Generally, relatively few people receive adequate advice on the protection and inter-generational tax planning of their estate, be it pensions, Death in Service (DIS) benefits, life cover, property assets, savings and investments or lifetime inter-generational transfers, it is up to you to rectify this with your own clients and make sure they are as prepared and informed as possible.
Integrated financial planning and effective legal planning are essential in delivering the desired outcomes for single clients. The use of lifetime and deathtime Trust frameworks is a popular, reliable solution but many clients are rarely advised by legal service providers and others are led to believe they are overly complex, which need not be the case.
Many single people do not even have a Will at all and do not fully understand what difficulties can be created at probate and that their assets may not be directed where they would like them to go under intestacy rules.
Thankfully, the majority of clients have simple Wills that direct assets “absolutely” to their chosen Beneficiaries which is effective for directing wealth but inefficient in protecting it.
If your clients are parents or have family members who they wish to benefit from the wealth they have created during their lifetime, you should consider any possible future outcomes that may befall their chosen Beneficiaries or any concerns that exist now or may emerge in the future.
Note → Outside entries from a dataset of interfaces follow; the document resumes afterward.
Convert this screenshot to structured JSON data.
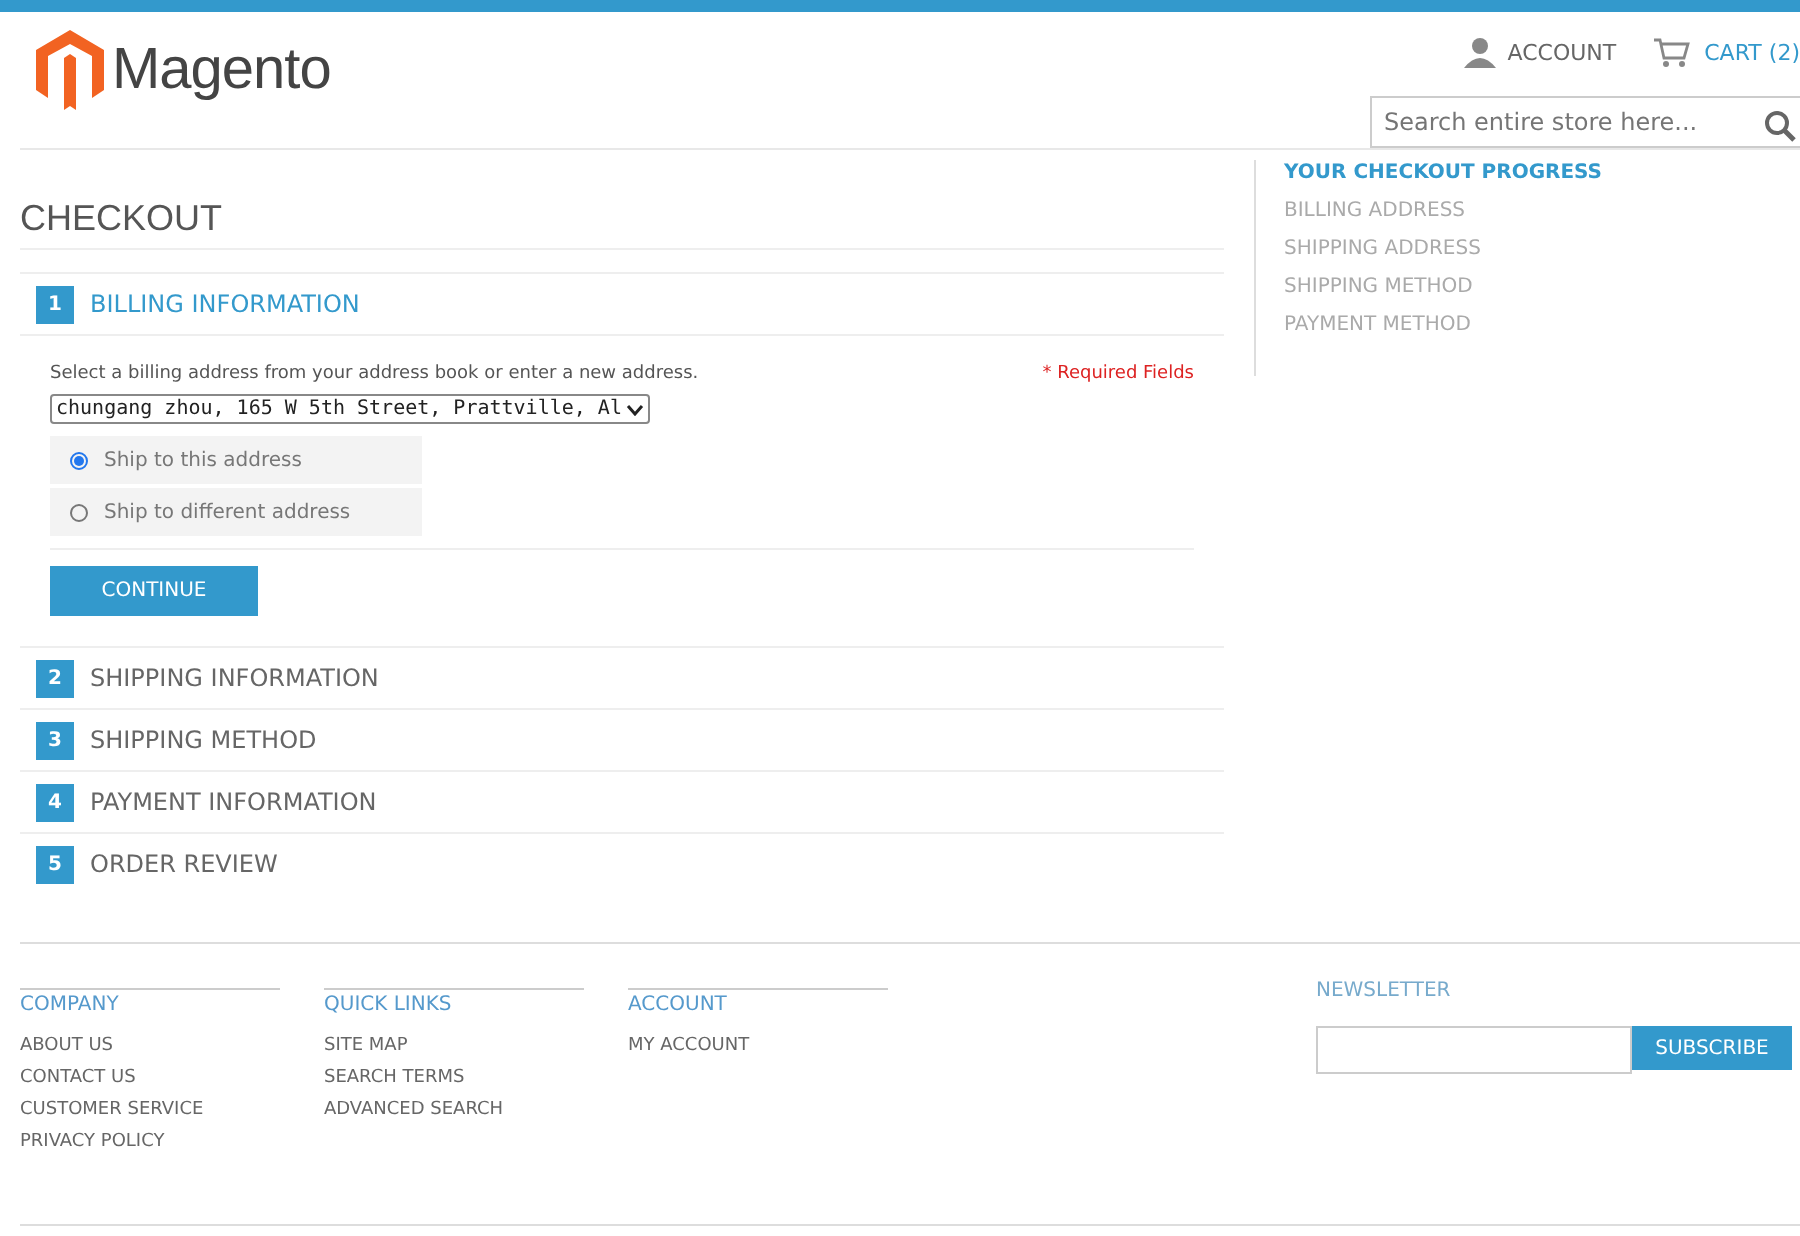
{
  "header": {
    "logo": "Magento",
    "account": "ACCOUNT",
    "cart": "CART",
    "cart_count": "(2)",
    "search": {
      "placeholder": "Search entire store here..."
    }
  },
  "page_title": "CHECKOUT",
  "steps": [
    {
      "number": "1",
      "title": "BILLING INFORMATION",
      "active": true
    },
    {
      "number": "2",
      "title": "SHIPPING INFORMATION",
      "active": false
    },
    {
      "number": "3",
      "title": "SHIPPING METHOD",
      "active": false
    },
    {
      "number": "4",
      "title": "PAYMENT INFORMATION",
      "active": false
    },
    {
      "number": "5",
      "title": "ORDER REVIEW",
      "active": false
    }
  ],
  "billing": {
    "instruction": "Select a billing address from your address book or enter a new address.",
    "required_note": "* Required Fields",
    "address": "chungang zhou, 165 W 5th Street, Prattville, Al",
    "options": [
      {
        "label": "Ship to this address",
        "selected": true
      },
      {
        "label": "Ship to different address",
        "selected": false
      }
    ],
    "continue": "CONTINUE"
  },
  "progress": {
    "title": "YOUR CHECKOUT PROGRESS",
    "items": [
      "BILLING ADDRESS",
      "SHIPPING ADDRESS",
      "SHIPPING METHOD",
      "PAYMENT METHOD"
    ]
  },
  "footer": {
    "columns": [
      {
        "title": "COMPANY",
        "links": [
          "ABOUT US",
          "CONTACT US",
          "CUSTOMER SERVICE",
          "PRIVACY POLICY"
        ]
      },
      {
        "title": "QUICK LINKS",
        "links": [
          "SITE MAP",
          "SEARCH TERMS",
          "ADVANCED SEARCH"
        ]
      },
      {
        "title": "ACCOUNT",
        "links": [
          "MY ACCOUNT"
        ]
      }
    ],
    "newsletter": {
      "title": "NEWSLETTER",
      "button": "SUBSCRIBE"
    }
  }
}
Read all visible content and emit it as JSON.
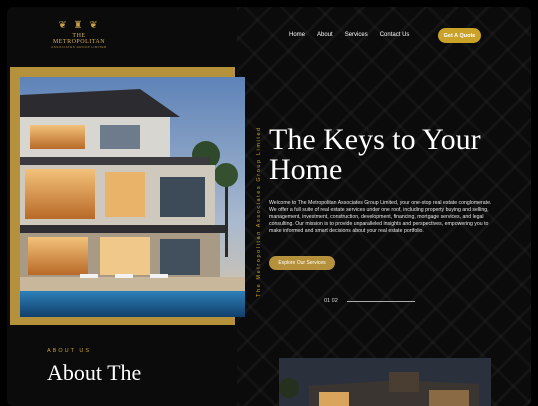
{
  "header": {
    "logo_name": "THE METROPOLITAN",
    "logo_sub": "ASSOCIATES GROUP LIMITED",
    "nav": [
      "Home",
      "About",
      "Services",
      "Contact Us"
    ],
    "cta": "Get A Quote"
  },
  "hero": {
    "vertical_tagline": "The Metropolitan Associates Group Limited",
    "title_line1": "The Keys to Your",
    "title_line2": "Home",
    "description": "Welcome to The Metropolitan Associates Group Limited, your one-stop real estate conglomerate. We offer a full suite of real estate services under one roof, including property buying and selling, management, investment, construction, development, financing, mortgage services, and legal consulting. Our mission is to provide unparalleled insights and perspectives, empowering you to make informed and smart decisions about your real estate portfolio.",
    "button": "Explore Our Services",
    "pager_current": "01",
    "pager_next": "02"
  },
  "about": {
    "kicker": "ABOUT US",
    "title": "About The"
  },
  "colors": {
    "gold": "#c9a227",
    "background": "#0b0b0b"
  }
}
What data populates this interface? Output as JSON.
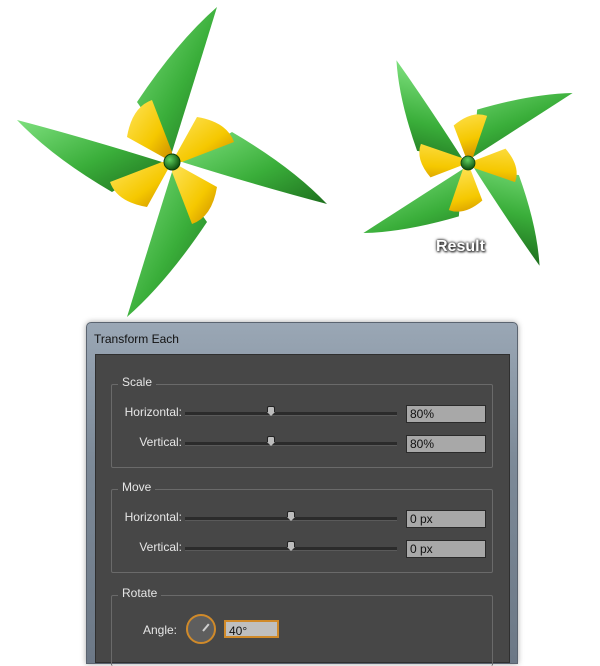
{
  "result_label": "Result",
  "colors": {
    "green_dark": "#1f7a1f",
    "green_light": "#6fd66f",
    "yellow": "#f5c800",
    "yellow_dark": "#d69600",
    "accent_orange": "#d08a2a"
  },
  "dialog": {
    "title": "Transform Each",
    "scale": {
      "label": "Scale",
      "horizontal_label": "Horizontal:",
      "vertical_label": "Vertical:",
      "horizontal_value": "80%",
      "vertical_value": "80%",
      "horizontal_slider_percent": 80,
      "vertical_slider_percent": 80
    },
    "move": {
      "label": "Move",
      "horizontal_label": "Horizontal:",
      "vertical_label": "Vertical:",
      "horizontal_value": "0 px",
      "vertical_value": "0 px"
    },
    "rotate": {
      "label": "Rotate",
      "angle_label": "Angle:",
      "angle_value": "40°"
    }
  }
}
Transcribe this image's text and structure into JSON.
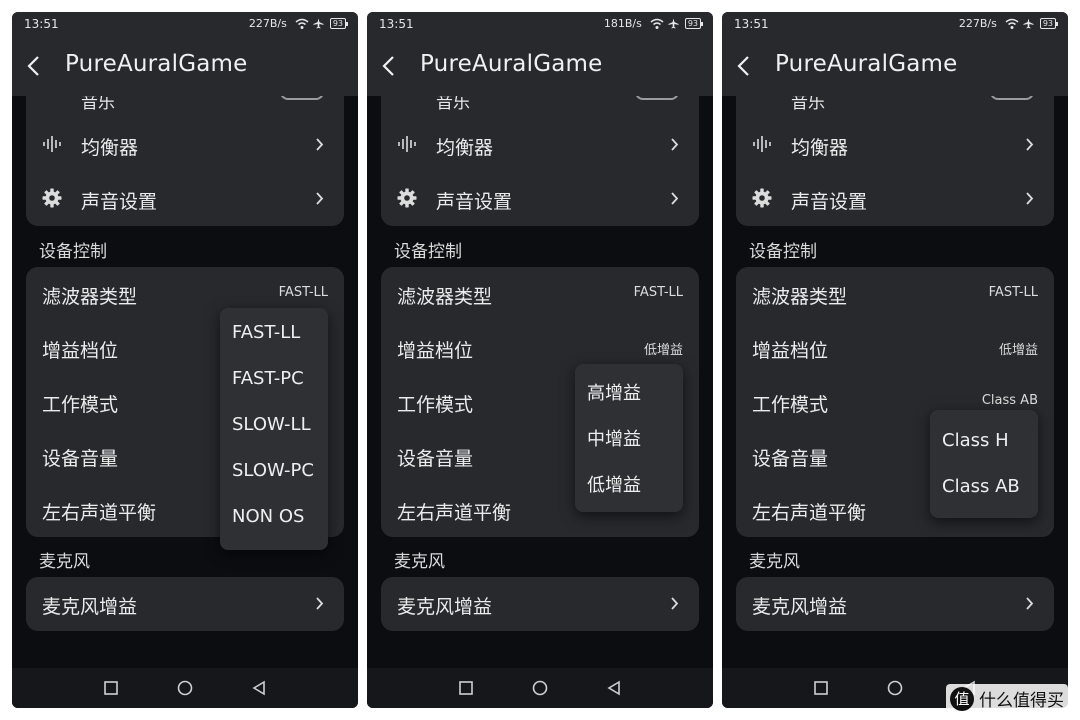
{
  "app_title": "PureAuralGame",
  "section_device": "设备控制",
  "section_mic": "麦克风",
  "partial_top_label": "音乐",
  "menu": {
    "equalizer": "均衡器",
    "sound_settings": "声音设置"
  },
  "device_rows": {
    "filter_type": "滤波器类型",
    "gain_level": "增益档位",
    "work_mode": "工作模式",
    "device_volume": "设备音量",
    "lr_balance": "左右声道平衡"
  },
  "mic_gain": "麦克风增益",
  "icons": {
    "back": "back-arrow-icon",
    "equalizer": "waveform-icon",
    "settings": "gear-icon",
    "chevron": "chevron-right-icon",
    "nav_recent": "square-icon",
    "nav_home": "circle-icon",
    "nav_back": "triangle-back-icon"
  },
  "colors": {
    "background": "#0c0d10",
    "card": "#27292d",
    "popup": "#2e3034",
    "text": "#ebebeb"
  },
  "screens": [
    {
      "status": {
        "time": "13:51",
        "speed": "227B/s",
        "battery": "93"
      },
      "filter_value": "FAST-LL",
      "gain_value": "",
      "mode_value": "",
      "popup_options": [
        "FAST-LL",
        "FAST-PC",
        "SLOW-LL",
        "SLOW-PC",
        "NON OS"
      ]
    },
    {
      "status": {
        "time": "13:51",
        "speed": "181B/s",
        "battery": "93"
      },
      "filter_value": "FAST-LL",
      "gain_value": "低增益",
      "mode_value": "",
      "popup_options": [
        "高增益",
        "中增益",
        "低增益"
      ]
    },
    {
      "status": {
        "time": "13:51",
        "speed": "227B/s",
        "battery": "93"
      },
      "filter_value": "FAST-LL",
      "gain_value": "低增益",
      "mode_value": "Class AB",
      "popup_options": [
        "Class H",
        "Class AB"
      ]
    }
  ],
  "watermark": {
    "logo_char": "值",
    "text": "什么值得买"
  }
}
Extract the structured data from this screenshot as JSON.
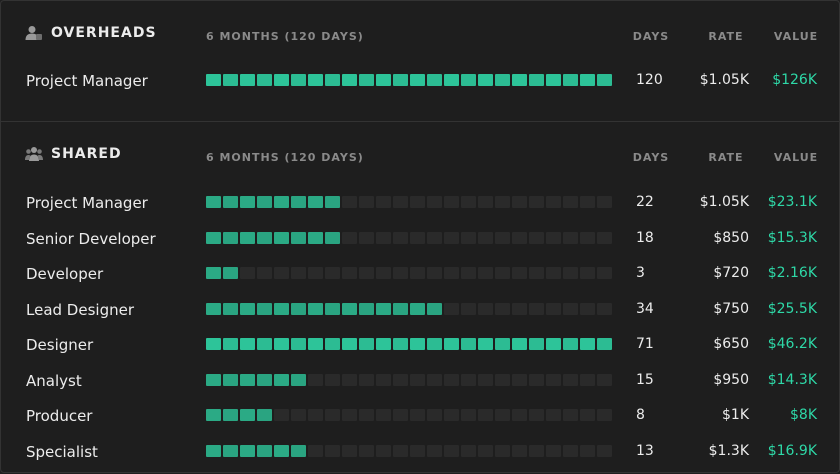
{
  "colors": {
    "accent": "#2ed8a7",
    "bar_full": "#2fd6a6",
    "bar_empty": "#2a2a2a"
  },
  "overheads": {
    "title": "OVERHEADS",
    "icon": "user-icon",
    "period": "6 MONTHS (120 DAYS)",
    "columns": {
      "days": "DAYS",
      "rate": "RATE",
      "value": "VALUE"
    },
    "rows": [
      {
        "label": "Project Manager",
        "days": "120",
        "rate": "$1.05K",
        "value": "$126K",
        "filled": 24
      }
    ]
  },
  "shared": {
    "title": "SHARED",
    "icon": "team-icon",
    "period": "6 MONTHS (120 DAYS)",
    "columns": {
      "days": "DAYS",
      "rate": "RATE",
      "value": "VALUE"
    },
    "rows": [
      {
        "label": "Project Manager",
        "days": "22",
        "rate": "$1.05K",
        "value": "$23.1K",
        "filled": 8
      },
      {
        "label": "Senior Developer",
        "days": "18",
        "rate": "$850",
        "value": "$15.3K",
        "filled": 8
      },
      {
        "label": "Developer",
        "days": "3",
        "rate": "$720",
        "value": "$2.16K",
        "filled": 2
      },
      {
        "label": "Lead Designer",
        "days": "34",
        "rate": "$750",
        "value": "$25.5K",
        "filled": 14
      },
      {
        "label": "Designer",
        "days": "71",
        "rate": "$650",
        "value": "$46.2K",
        "filled": 24
      },
      {
        "label": "Analyst",
        "days": "15",
        "rate": "$950",
        "value": "$14.3K",
        "filled": 6
      },
      {
        "label": "Producer",
        "days": "8",
        "rate": "$1K",
        "value": "$8K",
        "filled": 4
      },
      {
        "label": "Specialist",
        "days": "13",
        "rate": "$1.3K",
        "value": "$16.9K",
        "filled": 6
      }
    ]
  },
  "bar_segments": 24
}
- If they are not currently in a relationship, will the inheritance they leave potentially be at risk from a future partner?
- If, historically, they are not good with money will the inheritance be used wisely?
- Is there a controlling partner?
- Are any relationships less than solid?
- Is there a blended family relationship where a risk exists of the wealth not passing to only the chosen family members in future years?
- Are any Beneficiaries wealthy enough in their own right such that the inheritance might create a future IHT issue for them and ultimately their children?
If you look beyond the inheritance to the Beneficiary, you will appreciate the potential threats that may occur in the future and should act now to address any concerns which may exist.
Questions and Answers
No, as a proportion of the value you protect it is typically much less than one percent of the estate value.
No, apart from £10 nothing goes into them until your client dies, so until then there may only be an occasional cost e.g. changing a Trustee. You can charge an initial advice cost to the Trustees upon your clients death at your discretion.
You can encourage your clients to consider adult family members, or trusted friends as Trustees. It would need to be someone they can trust to have the best interest of their Beneficiaries.
It is usually possible to make most changes by means of a new instruction to the Trustees (Letter of Wishes).
125 years in England and Wales and 80 years in Northern Ireland. Most families use them for at least one further generation.
Under current rules there is no tax going into the Trust after any IHT has been paid. A Trust is like a person and has its own tax allowances for Income Tax, Capital Gains Tax and Inheritance Tax.
Single persons, whether widowed, divorced or simply single, require specific advice customised to their needs.
Protective benefits for married couples is particularly important and is a focus of our customised solutions.
The control and distribution of assets within blended families can be complex, our solutions ensure the desired wealth transfers are guaranteed.
Co-habitees frequently have inefficient tax and protective arrangements for their estates, which can easily be avoided with bespoke planing.
Estates where Inheritance Tax is a potential issue can take legitimate actions to mitigate IHT. The majority of estates of £2 million+ have inefficient estate planning arrangements.